▸ **THE TASK**
Wherever the string "chevron" shows up in the data below, copy the whole line.

(Data items)

== Segment start ==

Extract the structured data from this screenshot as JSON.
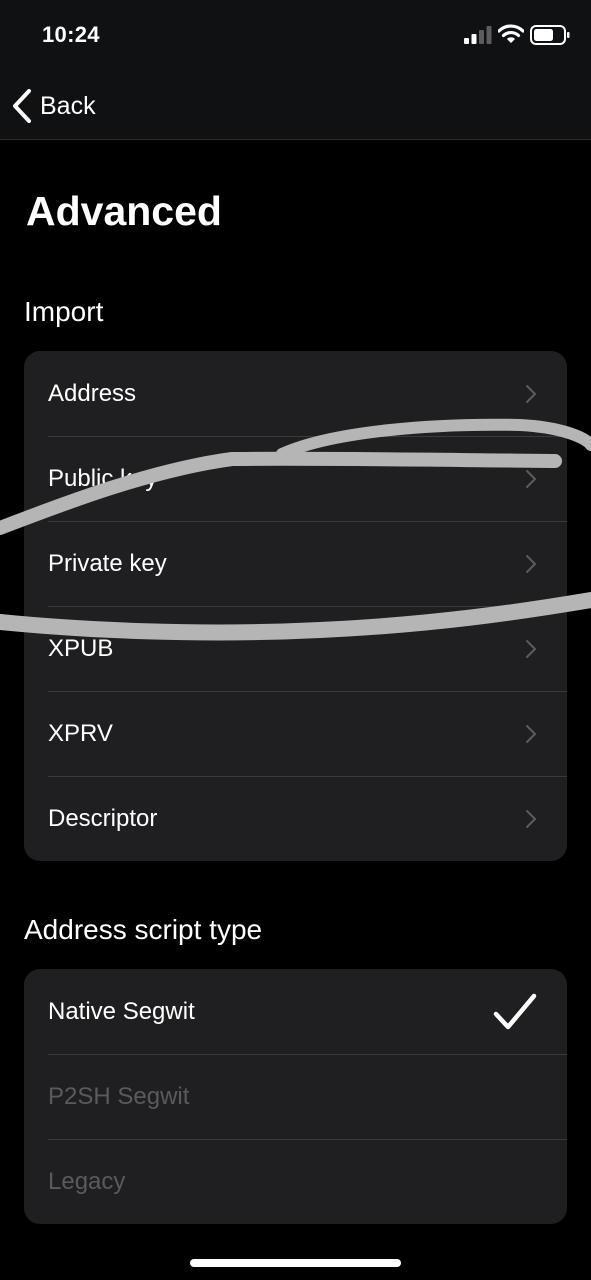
{
  "status_bar": {
    "time": "10:24",
    "icons": [
      "signal-icon",
      "wifi-icon",
      "battery-icon"
    ]
  },
  "nav": {
    "back_label": "Back",
    "back_icon": "chevron-left-icon"
  },
  "page": {
    "title": "Advanced"
  },
  "import_section": {
    "header": "Import",
    "items": [
      {
        "label": "Address"
      },
      {
        "label": "Public key"
      },
      {
        "label": "Private key"
      },
      {
        "label": "XPUB"
      },
      {
        "label": "XPRV"
      },
      {
        "label": "Descriptor"
      }
    ]
  },
  "script_section": {
    "header": "Address script type",
    "items": [
      {
        "label": "Native Segwit",
        "selected": true,
        "enabled": true
      },
      {
        "label": "P2SH Segwit",
        "selected": false,
        "enabled": false
      },
      {
        "label": "Legacy",
        "selected": false,
        "enabled": false
      }
    ]
  },
  "colors": {
    "background": "#000000",
    "bar_background": "#101113",
    "group_background": "#1f1f21",
    "separator": "#3a3a3c",
    "chevron": "#5c5c60",
    "disabled_text": "#5a5a5e",
    "scribble": "#b5b5b5"
  }
}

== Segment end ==

▸ **EXERCISE RESPONSE**
    "back_icon": "chevron-left-icon"
    "chevron": "#5c5c60",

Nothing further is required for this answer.